In the list of casualties published last week-end appears the name of Lieut W E Littleboy, of the Warwickshire Regiment. He was educated at Rugby School, and was a prominent member of the Football XV of three years ago.

A letter has been received from Second-Lieut Basil Parker, Machine Gun Company, who was recently reported missing, stating that he is a prisoner of war in Germany. He is a son of Mr E Parker, of the Avenue Road, New Bilton, and was formerly a teacher at St Matthew’s School.

Mr and Mrs Whitbread have now received definite news from the War Office that the only son, Second-Lieut Basil Whitbread, was killed in action on the night of the 22nd July, 1916. His body was found outside the lines and was buried at High Wood.

The Rev R F Morson, M.A, elder son of Mr & Mrs Arthur Morson, who has for the past 4½ years been assistant priest at St Silas the Martyr, Kentish Town, London, has offered his services as a chaplain to H.M Forces, which have been accepted. He has been ordered to Salonica.

At the Rural District Tribunal on Thursday conscientious objection was pleaded by a Bilton youth, 18, single, who asked to be allowed either to undertake work with (1) the Friends’ War Relief Committee ; (2) Friends’ Ambulance Unit, general service section ; (3) full-time work on the land ; or (4) that the case should be referred to the Pelham Committee. He had previously been temporary exempted in order that he might complete his education. He was given conditional exemption on joining the Friends’ Ambulance Unit, general service section.

CORPL C H TOMPKINS.

News has been received at the B.T.H that Corpl C H Tompkins, of the Oxon and Bucks Light Infantry, who prior to the War was employed by the Company, died on October 23rd from wounds received in action.

BRANDON.

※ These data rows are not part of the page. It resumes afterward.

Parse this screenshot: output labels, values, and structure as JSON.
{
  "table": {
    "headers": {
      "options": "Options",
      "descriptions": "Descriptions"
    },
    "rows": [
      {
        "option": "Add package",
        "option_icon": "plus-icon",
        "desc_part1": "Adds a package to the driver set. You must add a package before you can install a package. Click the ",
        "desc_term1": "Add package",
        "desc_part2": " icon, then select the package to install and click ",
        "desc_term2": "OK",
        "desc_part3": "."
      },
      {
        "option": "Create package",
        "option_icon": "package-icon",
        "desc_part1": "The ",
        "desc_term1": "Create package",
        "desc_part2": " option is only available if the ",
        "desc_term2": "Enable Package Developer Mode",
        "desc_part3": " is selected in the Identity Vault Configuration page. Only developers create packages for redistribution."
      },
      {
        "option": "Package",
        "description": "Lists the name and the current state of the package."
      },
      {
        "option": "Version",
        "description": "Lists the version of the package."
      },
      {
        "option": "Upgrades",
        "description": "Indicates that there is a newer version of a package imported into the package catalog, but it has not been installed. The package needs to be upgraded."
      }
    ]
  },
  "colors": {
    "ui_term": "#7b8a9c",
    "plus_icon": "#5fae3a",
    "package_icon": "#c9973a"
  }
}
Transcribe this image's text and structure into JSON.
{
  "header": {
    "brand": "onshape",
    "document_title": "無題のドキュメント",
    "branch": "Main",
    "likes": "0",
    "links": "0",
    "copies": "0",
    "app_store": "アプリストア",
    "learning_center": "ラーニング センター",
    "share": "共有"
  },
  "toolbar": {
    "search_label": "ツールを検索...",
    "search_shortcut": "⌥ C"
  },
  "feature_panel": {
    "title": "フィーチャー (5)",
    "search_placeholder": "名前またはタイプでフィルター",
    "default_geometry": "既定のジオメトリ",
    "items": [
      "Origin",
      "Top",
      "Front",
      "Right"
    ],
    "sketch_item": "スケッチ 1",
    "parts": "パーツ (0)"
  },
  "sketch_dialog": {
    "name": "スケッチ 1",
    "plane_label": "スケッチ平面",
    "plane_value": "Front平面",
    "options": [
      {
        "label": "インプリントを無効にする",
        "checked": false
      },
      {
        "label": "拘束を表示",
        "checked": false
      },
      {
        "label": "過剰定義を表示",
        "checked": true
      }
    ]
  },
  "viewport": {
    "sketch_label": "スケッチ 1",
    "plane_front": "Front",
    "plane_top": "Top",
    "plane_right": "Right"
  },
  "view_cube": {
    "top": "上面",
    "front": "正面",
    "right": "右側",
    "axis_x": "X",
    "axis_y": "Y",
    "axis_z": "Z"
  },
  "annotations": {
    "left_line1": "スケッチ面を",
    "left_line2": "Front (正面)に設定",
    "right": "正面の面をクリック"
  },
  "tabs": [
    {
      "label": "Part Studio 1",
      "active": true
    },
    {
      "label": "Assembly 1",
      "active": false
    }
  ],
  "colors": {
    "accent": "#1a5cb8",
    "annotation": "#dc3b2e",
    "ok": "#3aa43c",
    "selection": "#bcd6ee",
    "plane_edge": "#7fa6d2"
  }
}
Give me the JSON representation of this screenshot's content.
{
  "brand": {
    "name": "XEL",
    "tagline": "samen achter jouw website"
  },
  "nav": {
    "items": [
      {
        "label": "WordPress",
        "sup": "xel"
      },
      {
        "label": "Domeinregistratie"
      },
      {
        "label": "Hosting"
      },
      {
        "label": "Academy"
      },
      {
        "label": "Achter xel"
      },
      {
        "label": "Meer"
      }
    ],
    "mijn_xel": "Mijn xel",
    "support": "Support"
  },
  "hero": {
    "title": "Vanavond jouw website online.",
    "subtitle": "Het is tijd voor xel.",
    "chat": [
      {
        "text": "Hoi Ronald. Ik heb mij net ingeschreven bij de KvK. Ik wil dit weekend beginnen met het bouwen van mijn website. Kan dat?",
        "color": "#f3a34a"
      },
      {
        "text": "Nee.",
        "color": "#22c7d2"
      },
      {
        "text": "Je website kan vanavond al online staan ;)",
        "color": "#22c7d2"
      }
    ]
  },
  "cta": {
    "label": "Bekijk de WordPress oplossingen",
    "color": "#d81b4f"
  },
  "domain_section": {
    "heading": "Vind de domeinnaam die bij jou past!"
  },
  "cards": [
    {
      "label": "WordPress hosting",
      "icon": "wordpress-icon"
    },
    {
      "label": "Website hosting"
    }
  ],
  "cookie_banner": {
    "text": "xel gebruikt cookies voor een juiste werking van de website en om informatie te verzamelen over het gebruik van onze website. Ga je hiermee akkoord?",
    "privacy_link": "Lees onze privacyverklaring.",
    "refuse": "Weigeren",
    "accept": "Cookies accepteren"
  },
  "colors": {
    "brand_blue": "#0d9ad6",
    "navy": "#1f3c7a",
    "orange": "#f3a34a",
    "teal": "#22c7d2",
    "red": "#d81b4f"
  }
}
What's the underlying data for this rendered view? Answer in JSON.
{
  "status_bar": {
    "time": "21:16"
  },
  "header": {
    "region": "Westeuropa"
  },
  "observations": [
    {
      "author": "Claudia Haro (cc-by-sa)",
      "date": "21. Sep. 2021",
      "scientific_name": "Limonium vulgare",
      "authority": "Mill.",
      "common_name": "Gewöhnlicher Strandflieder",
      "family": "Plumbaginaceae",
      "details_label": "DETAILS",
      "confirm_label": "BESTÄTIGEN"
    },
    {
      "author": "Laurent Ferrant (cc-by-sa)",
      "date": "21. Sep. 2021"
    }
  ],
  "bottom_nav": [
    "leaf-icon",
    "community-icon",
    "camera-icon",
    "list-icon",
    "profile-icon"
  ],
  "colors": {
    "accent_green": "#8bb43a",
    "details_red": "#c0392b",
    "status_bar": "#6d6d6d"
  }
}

ROLL OF HONOUR.—Mr & Mrs Reuben Banbrook, of Brandon, have received the news that their son, Pte Banbrook, of the Royal Warwicks, is in hospital in Mesopotamia suffering from sand fly fever. Out of their five sons who enlisted two others are still suffering from wounds. Pte S Banbrook was for several years in the stables at Brandon Hall.—Pte G. Newman, Royal Warwicks, has been wounded in the right foot. He formerly worked at market gardening for Mr Gupwell.—Mr & Mrs Thomas Halford have been notified of the death of their second son, Pte S G Halford. He has been missing for more than 12 months. Much sympathy is felt for the parents, who some short time back lost another son. Deceased was formerly in the employ of Mr J Rankin, of Brandon Grounds Farm, where his father was employed for many years.

BINLEY.

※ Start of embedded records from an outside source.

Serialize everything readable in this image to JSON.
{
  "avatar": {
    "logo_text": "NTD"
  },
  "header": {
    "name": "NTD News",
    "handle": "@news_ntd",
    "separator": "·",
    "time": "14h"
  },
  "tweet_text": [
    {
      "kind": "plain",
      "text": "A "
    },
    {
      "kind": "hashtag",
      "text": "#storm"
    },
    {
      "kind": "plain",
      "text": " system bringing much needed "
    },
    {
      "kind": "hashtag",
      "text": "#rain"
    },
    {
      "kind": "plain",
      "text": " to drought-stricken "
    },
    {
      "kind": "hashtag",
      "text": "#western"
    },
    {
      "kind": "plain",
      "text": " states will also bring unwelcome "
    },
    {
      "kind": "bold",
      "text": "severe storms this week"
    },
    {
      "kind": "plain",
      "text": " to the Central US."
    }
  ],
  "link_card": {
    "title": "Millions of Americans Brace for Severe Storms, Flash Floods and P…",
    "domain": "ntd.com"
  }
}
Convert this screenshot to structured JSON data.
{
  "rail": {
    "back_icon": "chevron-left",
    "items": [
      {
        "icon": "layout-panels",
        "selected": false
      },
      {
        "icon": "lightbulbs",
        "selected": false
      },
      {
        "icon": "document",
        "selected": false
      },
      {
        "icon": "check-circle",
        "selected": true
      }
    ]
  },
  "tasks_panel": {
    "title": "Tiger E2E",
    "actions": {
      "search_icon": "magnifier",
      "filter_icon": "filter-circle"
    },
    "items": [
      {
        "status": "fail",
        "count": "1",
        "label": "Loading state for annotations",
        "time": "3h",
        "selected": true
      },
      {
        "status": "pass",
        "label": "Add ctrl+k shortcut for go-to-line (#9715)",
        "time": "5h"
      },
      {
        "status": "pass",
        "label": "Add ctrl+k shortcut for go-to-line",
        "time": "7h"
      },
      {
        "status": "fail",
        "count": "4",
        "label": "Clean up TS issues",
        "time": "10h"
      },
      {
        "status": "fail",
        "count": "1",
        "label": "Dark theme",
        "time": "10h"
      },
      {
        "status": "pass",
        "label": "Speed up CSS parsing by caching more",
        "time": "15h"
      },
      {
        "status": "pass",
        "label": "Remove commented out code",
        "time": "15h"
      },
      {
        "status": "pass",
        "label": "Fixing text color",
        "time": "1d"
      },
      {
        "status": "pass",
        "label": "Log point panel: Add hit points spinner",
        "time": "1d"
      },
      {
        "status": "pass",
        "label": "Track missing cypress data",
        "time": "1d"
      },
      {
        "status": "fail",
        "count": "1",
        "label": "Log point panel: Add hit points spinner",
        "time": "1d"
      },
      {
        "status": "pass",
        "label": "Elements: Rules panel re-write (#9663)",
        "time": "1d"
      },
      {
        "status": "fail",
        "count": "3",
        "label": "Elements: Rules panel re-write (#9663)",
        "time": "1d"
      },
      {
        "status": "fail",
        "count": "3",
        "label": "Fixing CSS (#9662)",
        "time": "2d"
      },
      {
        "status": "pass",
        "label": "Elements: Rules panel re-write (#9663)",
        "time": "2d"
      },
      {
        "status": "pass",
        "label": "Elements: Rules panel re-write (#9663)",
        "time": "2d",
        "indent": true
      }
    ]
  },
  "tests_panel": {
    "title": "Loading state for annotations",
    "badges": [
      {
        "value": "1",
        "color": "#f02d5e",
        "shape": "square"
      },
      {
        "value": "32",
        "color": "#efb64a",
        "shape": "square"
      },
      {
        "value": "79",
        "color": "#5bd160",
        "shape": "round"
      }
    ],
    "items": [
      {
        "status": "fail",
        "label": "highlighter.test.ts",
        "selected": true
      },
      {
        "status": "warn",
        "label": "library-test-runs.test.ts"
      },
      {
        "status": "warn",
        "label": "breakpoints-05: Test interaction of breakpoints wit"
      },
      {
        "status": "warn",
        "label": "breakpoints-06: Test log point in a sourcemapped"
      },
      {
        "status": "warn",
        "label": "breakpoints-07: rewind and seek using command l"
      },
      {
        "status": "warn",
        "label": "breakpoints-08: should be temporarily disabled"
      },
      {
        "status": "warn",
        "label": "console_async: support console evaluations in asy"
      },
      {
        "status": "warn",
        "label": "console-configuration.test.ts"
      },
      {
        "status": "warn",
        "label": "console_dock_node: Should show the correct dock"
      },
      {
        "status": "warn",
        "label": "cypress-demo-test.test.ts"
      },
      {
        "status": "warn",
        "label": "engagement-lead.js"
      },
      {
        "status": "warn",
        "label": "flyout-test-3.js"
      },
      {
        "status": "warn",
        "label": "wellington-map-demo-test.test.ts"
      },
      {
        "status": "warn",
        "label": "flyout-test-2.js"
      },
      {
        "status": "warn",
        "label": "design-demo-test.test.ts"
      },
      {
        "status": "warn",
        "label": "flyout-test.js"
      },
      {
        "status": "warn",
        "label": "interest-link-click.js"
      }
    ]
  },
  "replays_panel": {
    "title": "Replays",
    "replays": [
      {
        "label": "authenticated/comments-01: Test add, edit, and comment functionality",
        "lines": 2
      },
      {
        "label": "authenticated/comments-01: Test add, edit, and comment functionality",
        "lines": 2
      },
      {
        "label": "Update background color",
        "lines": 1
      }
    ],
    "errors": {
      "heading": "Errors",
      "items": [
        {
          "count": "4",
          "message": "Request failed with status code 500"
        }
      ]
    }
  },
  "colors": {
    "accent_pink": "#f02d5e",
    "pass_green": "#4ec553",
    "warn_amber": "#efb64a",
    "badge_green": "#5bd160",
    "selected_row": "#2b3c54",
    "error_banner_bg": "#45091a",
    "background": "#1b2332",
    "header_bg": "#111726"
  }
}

Mr & Mrs J L STEVENS have received news of the death of their elder son, Pte J A Stevens, of the Machine Gun Company. Before entering the Army he was employed at Binley Colliery, and his father was in the employ of the Earl of Craven as a keeper, and resided at Piles Coppice.

BILTON.

REPORTED MISSING.—Miss E Watts has received official notification that her nephew, Private C Eccles, Royal Warwicks, has been reported missing as from October 4th. He was in the great push on the Yser in which Lance-Corpl Houghton, also of Bilton, lost his life.

ROYAL RED CROSS AWARD.

The King has been pleased to award the Royal Red Cross to Miss Kathleen Bolam, superintendent, Ashlawn and Bilton Hall Red Cross Hospital, for valuable services rendered. We believe this is the first V.A.D member in Warwickshire to receive this honour which Miss Bolam has thoroughly earned and deserves.

DEATHS.

BYERS.—In loving memory of Corpl ANGUS BYERS, 1st K.O.S.B, who was killed in action on September 20, 1917, “ somewhere in France.”—Deeply mourned. From all at 82 Rowland Street.

GRENDON.—Killed in action on the Vimy Ridge on April’s 9th, Pte. WM. GRENDON, 2nd Canadian mounted Rifles, aged 31 ; dearly loved only son of J. & A. M. Grendon, late of Grandborough.

MILLS.—In ever-loving memory of JOSEPH MAWBY, eldest son of Mr. & Mrs. T. Mills, Marton ; killed in action on October 23rd ; aged 23.
“ Had we been asked, how will we know
We should say, ‘ Oh, spare this blow,’
Yes, with streaming tears, would say,
‘ Lord, we love him—let him stay,’
He bravely answered duty’s call,
He gave his life for one and all ;
But the unknown gravest is the bitterness blow,
None but his loved ones will ever know.”
—From his sorrowing Father, Mother, Sisters, Brothers, and Percy.